Mari Copeny, third from left, watches the film "Black Panther" with more than 150 children, after she raised $16,000 to provide free tickets to an entire theatre. Picture: Jake May /The Flint via AP
Johannesburg - I have never been a big follower of superhero movies, whether the heroes are black, white, mixed-race or blue. The euphoria of the 2018 American superhero film, Black Panther, was short-lived for me.

The consensus from the “woke” people is this: “Finally, a black child will have a black superhero to look up to. One that makes Spider-Man and Captain America look redundant.”

The timing of the release of this movie is very suspicious. Everybody knows black Americans are tired of being seen as lesser human beings than their counterparts.

From the lack of recognition of their excellence at awards that are seemingly sought after by those who need validation from the Grammys and Oscars, to more serious issues such as the abuse of black women - think of the #MeToo campaign and the brutality and killing of black men in America.

Perhaps this movie was a needed move by those who own the American media and produced it, Walt Disney and Marvel Studios.

Now, let us bring it home.

Also read: We’ve been duped. Black Panther is anti-revolution

About 30 minutes into the movie, I felt angry and offended by the noise we have made around this movie.

On a daily basis, as South Africans, we consume soapies and telenovas on Mzansi Magic and SABC Channels that portray black people as thuggery masters and criminals of note.

The poorest of the poor will not watch this movie any time soon. They will still remain in mental bondage to the Supermen and Captain Americas of these world.
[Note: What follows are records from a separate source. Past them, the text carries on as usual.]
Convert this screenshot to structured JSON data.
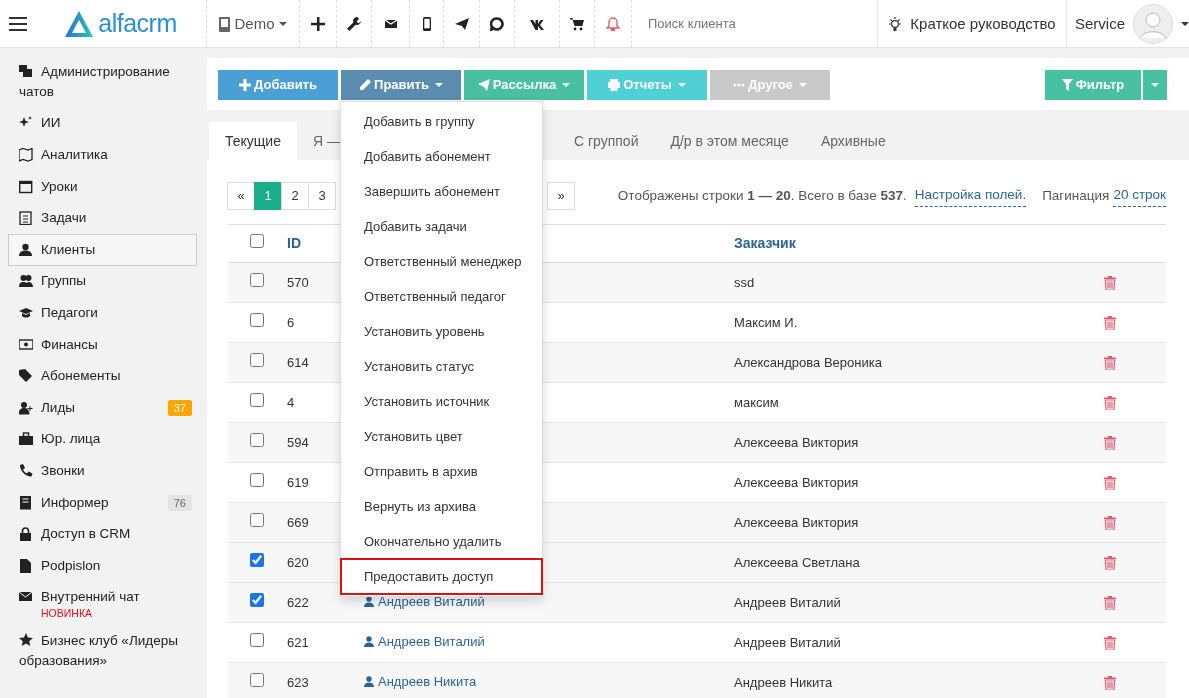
{
  "header": {
    "logo": "alfacrm",
    "branch": "Demo",
    "search": {
      "placeholder": "Поиск клиента"
    },
    "guide": "Краткое руководство",
    "user": "Service"
  },
  "sidebar": {
    "items": [
      {
        "label": "Администрирование чатов",
        "selected": false
      },
      {
        "label": "ИИ",
        "selected": false
      },
      {
        "label": "Аналитика",
        "selected": false
      },
      {
        "label": "Уроки",
        "selected": false
      },
      {
        "label": "Задачи",
        "selected": false
      },
      {
        "label": "Клиенты",
        "selected": true
      },
      {
        "label": "Группы",
        "selected": false
      },
      {
        "label": "Педагоги",
        "selected": false
      },
      {
        "label": "Финансы",
        "selected": false
      },
      {
        "label": "Абонементы",
        "selected": false
      },
      {
        "label": "Лиды",
        "selected": false,
        "badge": {
          "text": "37",
          "color": "#ffa500"
        }
      },
      {
        "label": "Юр. лица",
        "selected": false
      },
      {
        "label": "Звонки",
        "selected": false
      },
      {
        "label": "Информер",
        "selected": false,
        "badge": {
          "text": "76",
          "color": "#e4e4e4"
        }
      },
      {
        "label": "Доступ в CRM",
        "selected": false
      },
      {
        "label": "Podpislon",
        "selected": false
      },
      {
        "label": "Внутренний чат",
        "selected": false,
        "note": "НОВИНКА"
      },
      {
        "label": "Бизнес клуб «Лидеры образования»",
        "selected": false
      }
    ]
  },
  "toolbar": {
    "buttons": [
      {
        "label": "Добавить",
        "color": "#4a9fd5",
        "caret": false
      },
      {
        "label": "Править",
        "color": "#5b8db0",
        "caret": true
      },
      {
        "label": "Рассылка",
        "color": "#48c1a0",
        "caret": true
      },
      {
        "label": "Отчеты",
        "color": "#4fd0d5",
        "caret": true
      },
      {
        "label": "Другое",
        "color": "#c9c9c9",
        "caret": true
      }
    ],
    "filter": {
      "label": "Фильтр",
      "color": "#48c1a0"
    }
  },
  "tabs": [
    {
      "label": "Текущие",
      "selected": true,
      "cut": false
    },
    {
      "label": "Я —",
      "selected": false,
      "cut": true
    },
    {
      "label": "С группой",
      "selected": false,
      "cut": false
    },
    {
      "label": "Д/р в этом месяце",
      "selected": false,
      "cut": false
    },
    {
      "label": "Архивные",
      "selected": false,
      "cut": false
    }
  ],
  "pagination": [
    {
      "label": "«",
      "selected": false
    },
    {
      "label": "1",
      "selected": true
    },
    {
      "label": "2",
      "selected": false
    },
    {
      "label": "3",
      "selected": false
    },
    {
      "label": "»",
      "selected": false
    }
  ],
  "summary": {
    "text": "Отображены строки **1 — 20**. Всего в базе **537**.",
    "fields_link": "Настройка полей.",
    "pagination_label": "Пагинация",
    "pagination_link": "20 строк"
  },
  "table": {
    "all_checked": false,
    "columns": [
      "ID",
      "Заказчик"
    ],
    "rows": [
      {
        "id": "570",
        "customer": "ssd",
        "checked": false
      },
      {
        "id": "6",
        "customer": "Максим И.",
        "checked": false
      },
      {
        "id": "614",
        "customer": "Александрова Вероника",
        "checked": false
      },
      {
        "id": "4",
        "customer": "максим",
        "checked": false
      },
      {
        "id": "594",
        "customer": "Алексеева Виктория",
        "checked": false
      },
      {
        "id": "619",
        "customer": "Алексеева Виктория",
        "checked": false
      },
      {
        "id": "669",
        "customer": "Алексеева Виктория",
        "checked": false
      },
      {
        "id": "620",
        "customer": "Алексеева Светлана",
        "checked": true
      },
      {
        "id": "622",
        "name": "Андреев Виталий",
        "customer": "Андреев Виталий",
        "checked": true
      },
      {
        "id": "621",
        "name": "Андреев Виталий",
        "customer": "Андреев Виталий",
        "checked": false
      },
      {
        "id": "623",
        "name": "Андреев Никита",
        "customer": "Андреев Никита",
        "checked": false
      }
    ]
  },
  "edit_menu": {
    "items": [
      {
        "label": "Добавить в группу",
        "highlighted": false
      },
      {
        "label": "Добавить абонемент",
        "highlighted": false
      },
      {
        "label": "Завершить абонемент",
        "highlighted": false
      },
      {
        "label": "Добавить задачи",
        "highlighted": false
      },
      {
        "label": "Ответственный менеджер",
        "highlighted": false
      },
      {
        "label": "Ответственный педагог",
        "highlighted": false
      },
      {
        "label": "Установить уровень",
        "highlighted": false
      },
      {
        "label": "Установить статус",
        "highlighted": false
      },
      {
        "label": "Установить источник",
        "highlighted": false
      },
      {
        "label": "Установить цвет",
        "highlighted": false
      },
      {
        "label": "Отправить в архив",
        "highlighted": false
      },
      {
        "label": "Вернуть из архива",
        "highlighted": false
      },
      {
        "label": "Окончательно удалить",
        "highlighted": false
      },
      {
        "label": "Предоставить доступ",
        "highlighted": true
      }
    ]
  }
}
Not only that, they are daily victims of easy-to-access storylines that reiterate and reinforce the idea that black people always have to do criminal activities and unlawful things to make a living.

Week in, week out, Uzalo, Isibaya, Generations, The Queen, Scandal, Rhythm City and many other soapies trend on social media with storylines that have to do with money laundering, drugs, murders and bribery.

The stories are patriarchal, even. It is still the same patriarchal, unhealthy masculinity we are trying to fight that is promoted daily.

We are caught up in the short-lived euphoria of a movie, while the mentality of the coming generation and previous generations are negatively affected.

If the beautifully put movie, Black Panther, was revolutionary, we would all be starting campaigns to ensure our local production stop writing stories lines that only say: black man, your success can’t be lawful and honest and, black woman, you will only be a follower and when you lead, illegality is your way to “success” too.

Read more: #BlackPanther: More than just a pretty picture

The movie gives hope.

Imagine Africa being the leading continent and having a country that has world-class technology.

Blank Panther is really not just a movie, it is a moment. To have a superhero who is honourable, strong and wise is something we hardly see being portrayed by a black person.

Nevertheless, a movie is not enough to tell a positive story of black people. It has to be the day-to-day television programmes we consume that should start having a positive impact on the portrayal of black people.

What Walt Disney Studios and the whole of Hollywood does to change or reintroduce how it depicts black people is of less importance to me if we cannot have South African broadcasters advocate for the reconstruction of black images on our television screens.

Let us demand that we see honourable, faithful and a lot of characters on our screens of integrity.

May the spirit of Wakanda take over SA script writers. Otherwise, Black Panther is an illusion we need to get over faster that we can all say, Wakanda.

* Chabalala is the founder of the Young Men Movement (YMM). Email, [email protected]; Twitter, @KabeloJay; Facebook, Kabelo Chabalala.

** The views expressed here are not necessarily those of Independent Media.

Read more by Kabelo Chabalala:

Why I stopped going to church